Here’s the script that works for me. It sets 3 seconds of pre-roll:
## Autokey script to enable Non-Destructive Punch&Roll
##in Audacity using AutoKey.
# BEGIN SCRIPT
#The number of “,” below sets 3 seconds of pre-roll.
#Below, (” “) encloses one press of the space-bar.
#Number for time.sleep below should equal number of (“,”).
#Delay for sleep below makes resume-record work.
#END OF SCRIPT
After copying this into the script editing box in autokey, do three more steps:
1. Set a hot key for the script, by clicking on the button below the script marked HotKey….Set. Then in the dialogue box that opens, click on “Press to Set”. Choose a hot-key combination that doesn’t conflict with any other program or function: I recommend a combination of the <super> key (also called the <windows> key) and the “z” key. So press and hold <super> and then press “z”. Then press Ok. You should see <super>+z has been set as your hot key.

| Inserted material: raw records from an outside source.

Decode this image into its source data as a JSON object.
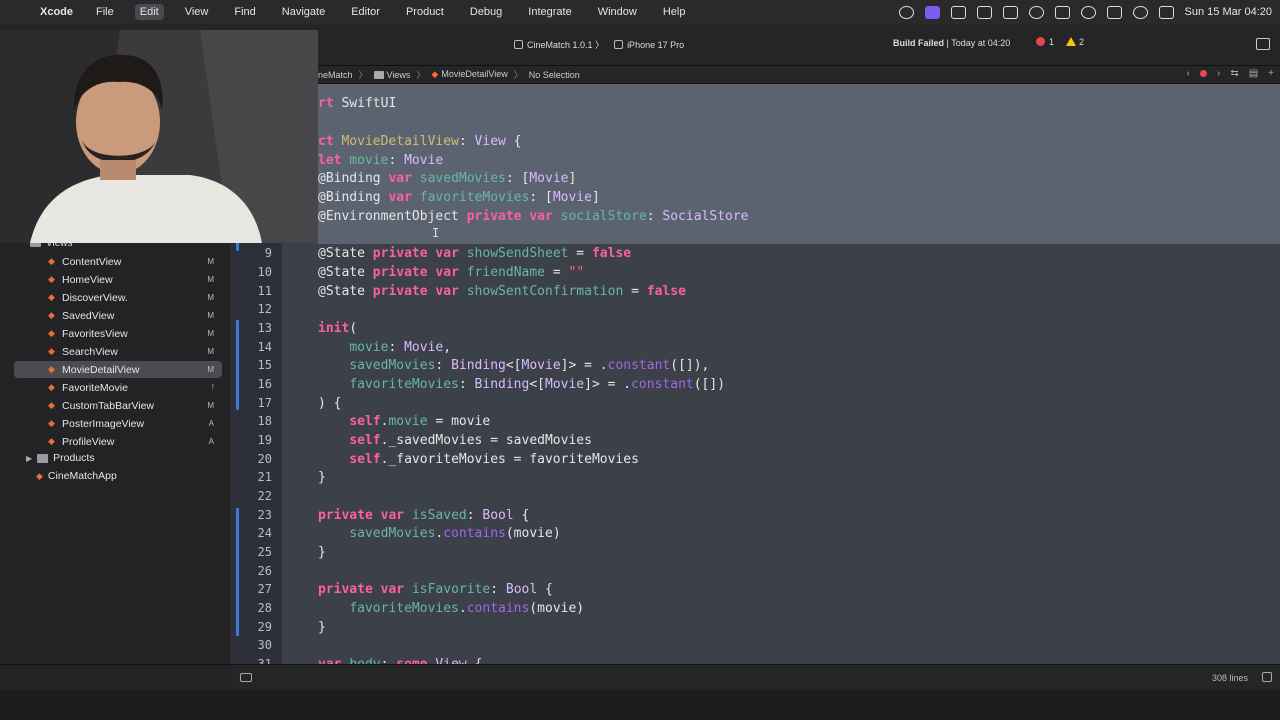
{
  "menubar": {
    "app": "Xcode",
    "items": [
      "File",
      "Edit",
      "View",
      "Find",
      "Navigate",
      "Editor",
      "Product",
      "Debug",
      "Integrate",
      "Window",
      "Help"
    ],
    "active_item": "Edit",
    "clock": "Sun 15 Mar  04:20"
  },
  "toolbar": {
    "scheme": "CineMatch 1.0.1",
    "destination": "iPhone 17 Pro",
    "build_status": "Build Failed",
    "build_time": "Today at 04:20",
    "errors": "1",
    "warnings": "2"
  },
  "jumpbar": {
    "project": "neMatch",
    "group": "Views",
    "file": "MovieDetailView",
    "selection": "No Selection"
  },
  "navigator": {
    "group": "Views",
    "files": [
      {
        "name": "ContentView",
        "badge": "M"
      },
      {
        "name": "HomeView",
        "badge": "M"
      },
      {
        "name": "DiscoverView.",
        "badge": "M"
      },
      {
        "name": "SavedView",
        "badge": "M"
      },
      {
        "name": "FavoritesView",
        "badge": "M"
      },
      {
        "name": "SearchView",
        "badge": "M"
      },
      {
        "name": "MovieDetailView",
        "badge": "M"
      },
      {
        "name": "FavoriteMovie",
        "badge": "!"
      },
      {
        "name": "CustomTabBarView",
        "badge": "M"
      },
      {
        "name": "PosterImageView",
        "badge": "A"
      },
      {
        "name": "ProfileView",
        "badge": "A"
      }
    ],
    "selected": "MovieDetailView",
    "products": "Products",
    "app_target": "CineMatchApp"
  },
  "editor": {
    "line_numbers": [
      "9",
      "10",
      "11",
      "12",
      "13",
      "14",
      "15",
      "16",
      "17",
      "18",
      "19",
      "20",
      "21",
      "22",
      "23",
      "24",
      "25",
      "26",
      "27",
      "28",
      "29",
      "30",
      "31"
    ],
    "line_count": "308 lines"
  }
}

2. It’s wise to set a Window Filter, so that your hot key will only be activated within Audacity. Where it says Window Filter, press Set. In the dialogue box where it says “Regular expression to match”, type in Audacity.Audacity , just like that.
3. Lastly, save your work: Click up above where it says Save, or simply press Ctrl-s.
Now, to use “punch and roll”, you need to set up Audacity very specifically for the script. It expects you will have two mono tracks above a label (bookmark) track. Audacity will launch a new track as soon as you begin recording, so I do these steps to get started:
1. Make sure AutoKey is running in the background (the “A” shows in the tray below on the right side). Now launch Audacity, and make a short recording of 5-8 seconds.
2. Press “Ctrl-Shift-n” to make a second mono track below the first.
3. Press “Ctrl-b” to make the label track.
The top-most track is your production track. The next one down is your Edits track and will accumulate your saved mistakes as you stop, set, and then punch/roll to fix “flubs” on the fly. It should look something like this:
To try it, you need to start with the time-marker set within the short piece of audio you recorded to launch the production track.
1. Put it near the end, but not all the way at the end.
2. Press <super>+z, and you will see the time marker jump back 3 seconds, play those three seconds, and then append a new recording to the production track as it reaches where you started.
You will also notice that all audio AFTER your start point will have been moved to the second audio track, where it will be saved, in case it’s needed to fix something. Here’s what it should resemble:
So there you have it! Non-destructive punch and roll for Audacity in Linux. My deep appreciation to Steven Jay Cohen for his excellent post explaining this process for Macs, without which this technique would still be a mystery to me.